*Description of the task*.
Please count the lines in the records below that include the word "JSON" and report only the total.

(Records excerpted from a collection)
***
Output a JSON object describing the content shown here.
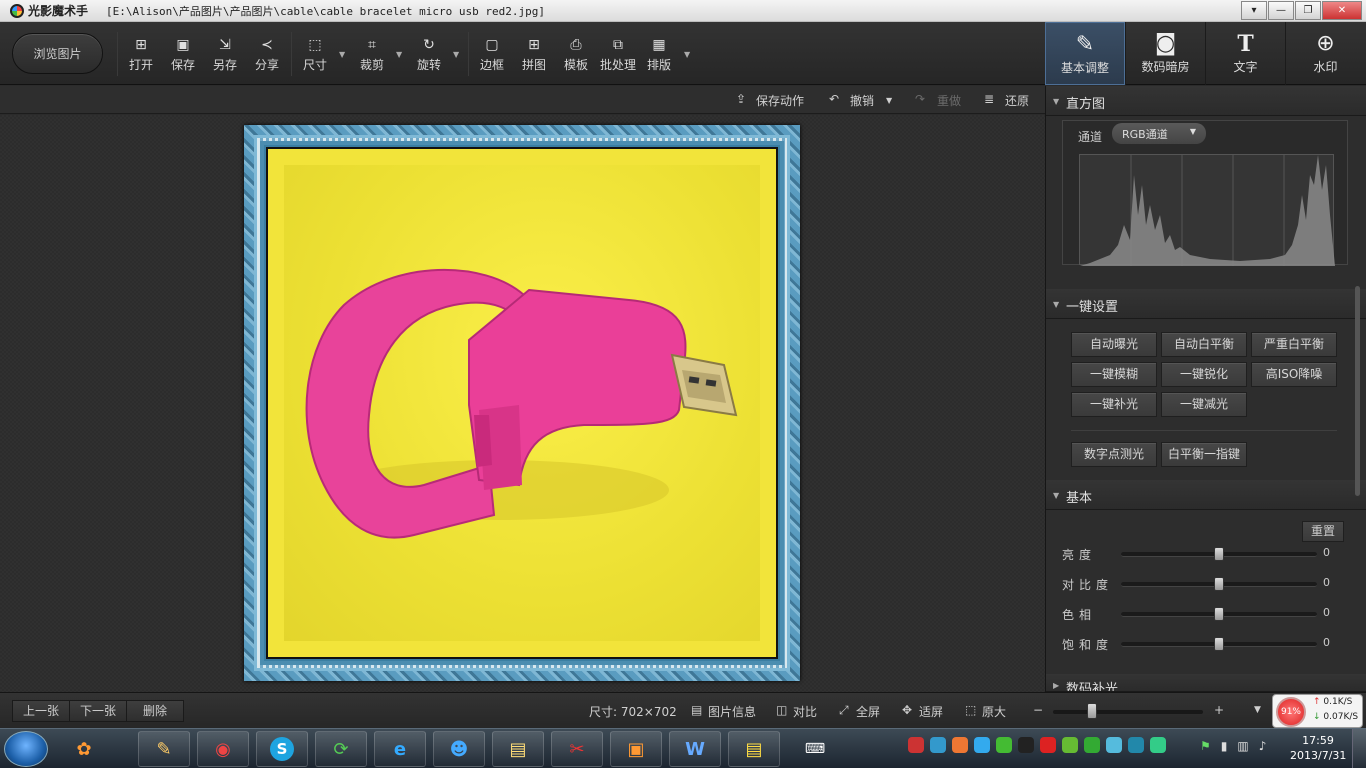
{
  "window": {
    "app_name": "光影魔术手",
    "file_path": "[E:\\Alison\\产品图片\\产品图片\\cable\\cable bracelet micro usb red2.jpg]",
    "controls": {
      "dropdown": "▾",
      "minimize": "—",
      "restore": "❐",
      "close": "✕"
    }
  },
  "toolbar": {
    "browse_label": "浏览图片",
    "buttons": [
      {
        "label": "打开",
        "icon": "open-icon"
      },
      {
        "label": "保存",
        "icon": "save-icon"
      },
      {
        "label": "另存",
        "icon": "save-as-icon"
      },
      {
        "label": "分享",
        "icon": "share-icon"
      },
      {
        "label": "尺寸",
        "icon": "resize-icon"
      },
      {
        "label": "裁剪",
        "icon": "crop-icon"
      },
      {
        "label": "旋转",
        "icon": "rotate-icon"
      },
      {
        "label": "边框",
        "icon": "border-icon"
      },
      {
        "label": "拼图",
        "icon": "collage-icon"
      },
      {
        "label": "模板",
        "icon": "template-icon"
      },
      {
        "label": "批处理",
        "icon": "batch-icon"
      },
      {
        "label": "排版",
        "icon": "layout-icon"
      }
    ]
  },
  "right_tabs": [
    {
      "label": "基本调整",
      "icon": "adjust-icon",
      "active": true
    },
    {
      "label": "数码暗房",
      "icon": "camera-icon",
      "active": false
    },
    {
      "label": "文字",
      "icon": "text-icon",
      "active": false
    },
    {
      "label": "水印",
      "icon": "watermark-icon",
      "active": false
    }
  ],
  "action_bar": {
    "save_action": "保存动作",
    "undo": "撤销",
    "redo": "重做",
    "restore": "还原"
  },
  "histogram": {
    "title": "直方图",
    "channel_label": "通道",
    "channel_value": "RGB通道"
  },
  "one_click": {
    "title": "一键设置",
    "buttons": [
      "自动曝光",
      "自动白平衡",
      "严重白平衡",
      "一键模糊",
      "一键锐化",
      "高ISO降噪",
      "一键补光",
      "一键减光",
      "数字点测光",
      "白平衡一指键"
    ]
  },
  "basic": {
    "title": "基本",
    "reset": "重置",
    "sliders": [
      {
        "label": "亮度",
        "value": "0",
        "level": 0.5
      },
      {
        "label": "对比度",
        "value": "0",
        "level": 0.5
      },
      {
        "label": "色相",
        "value": "0",
        "level": 0.5
      },
      {
        "label": "饱和度",
        "value": "0",
        "level": 0.5
      }
    ]
  },
  "next_section": "数码补光",
  "bottom_bar": {
    "prev": "上一张",
    "next": "下一张",
    "delete": "删除",
    "size_text": "尺寸: 702×702",
    "info": "图片信息",
    "compare": "对比",
    "fullscreen": "全屏",
    "fit": "适屏",
    "original": "原大",
    "zoom_minus": "−",
    "zoom_plus": "+",
    "net": {
      "percent": "91%",
      "up": "0.1K/S",
      "down": "0.07K/S"
    }
  },
  "taskbar": {
    "time": "17:59",
    "date": "2013/7/31"
  }
}
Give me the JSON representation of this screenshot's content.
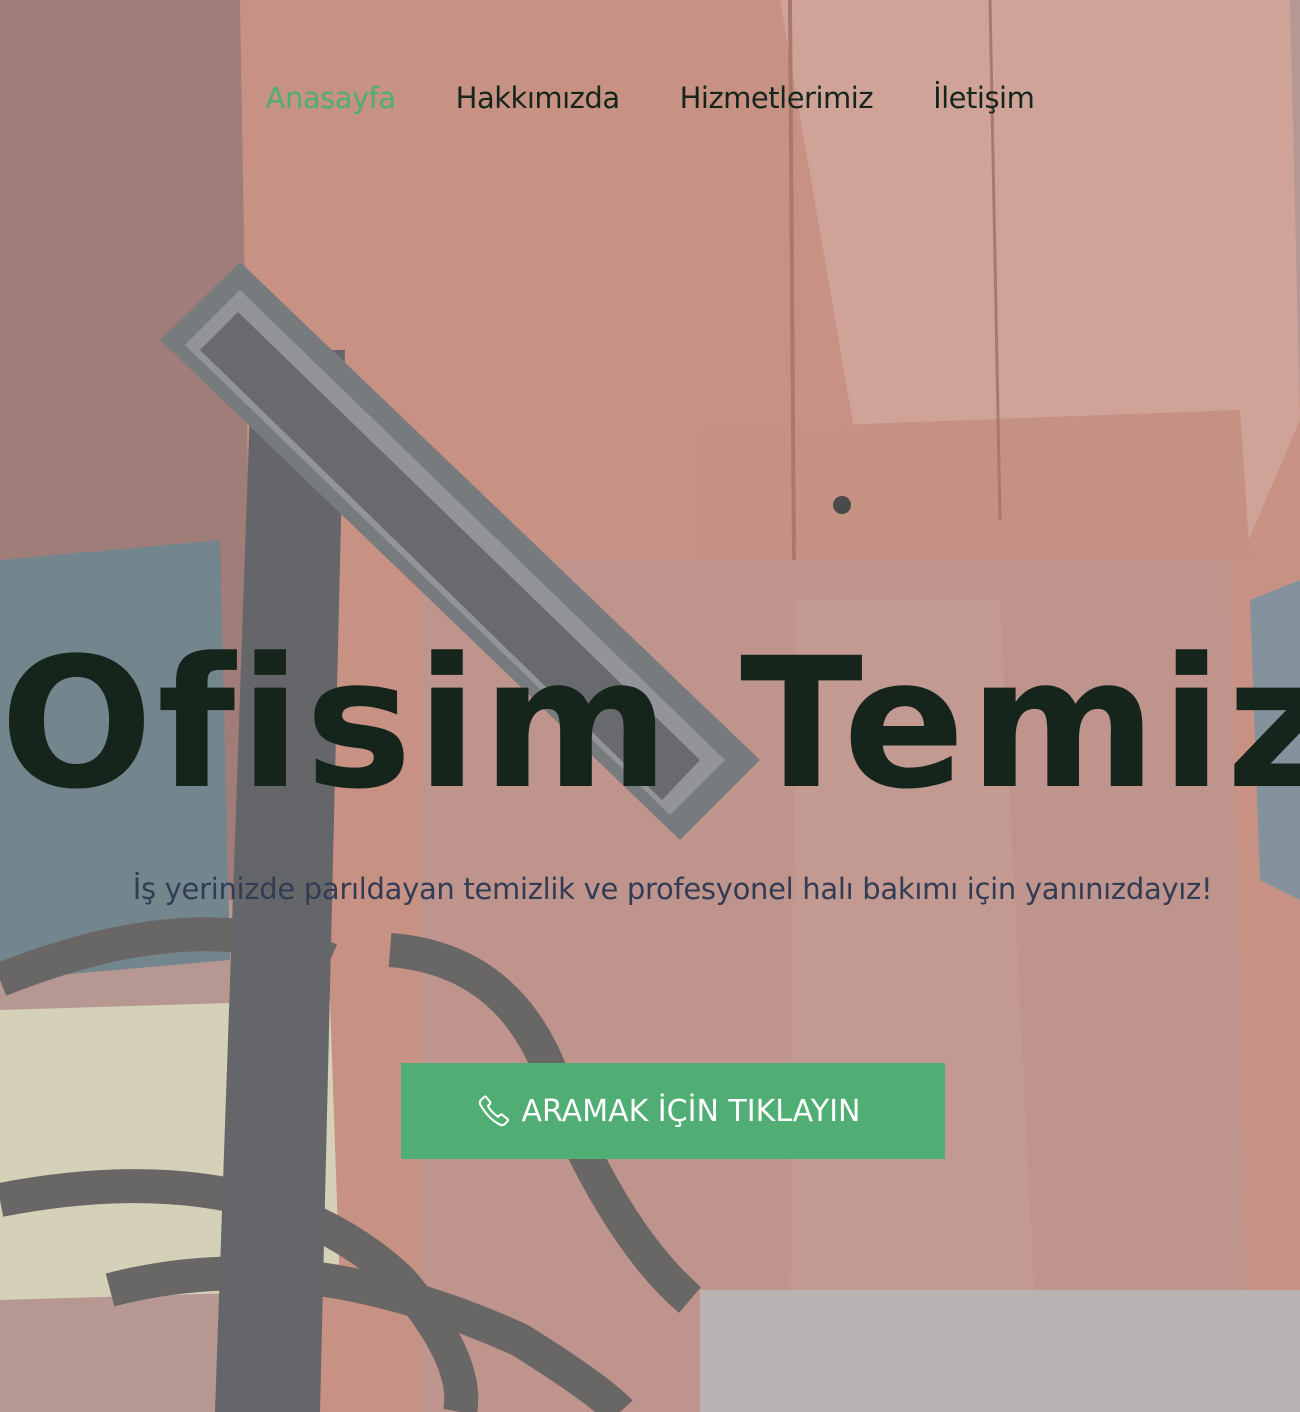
{
  "nav": {
    "items": [
      {
        "label": "Anasayfa",
        "active": true
      },
      {
        "label": "Hakkımızda",
        "active": false
      },
      {
        "label": "Hizmetlerimiz",
        "active": false
      },
      {
        "label": "İletişim",
        "active": false
      }
    ]
  },
  "hero": {
    "title": "Ofisim Temiz",
    "subtitle": "İş yerinizde parıldayan temizlik ve profesyonel halı bakımı için yanınızdayız!",
    "cta": {
      "label": "ARAMAK İÇİN TIKLAYIN",
      "icon": "phone-icon"
    }
  },
  "colors": {
    "accent": "#50ad73",
    "active_link": "#4fae72",
    "title": "#16251c",
    "subtitle": "#323c54"
  }
}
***
*Final answer*.
2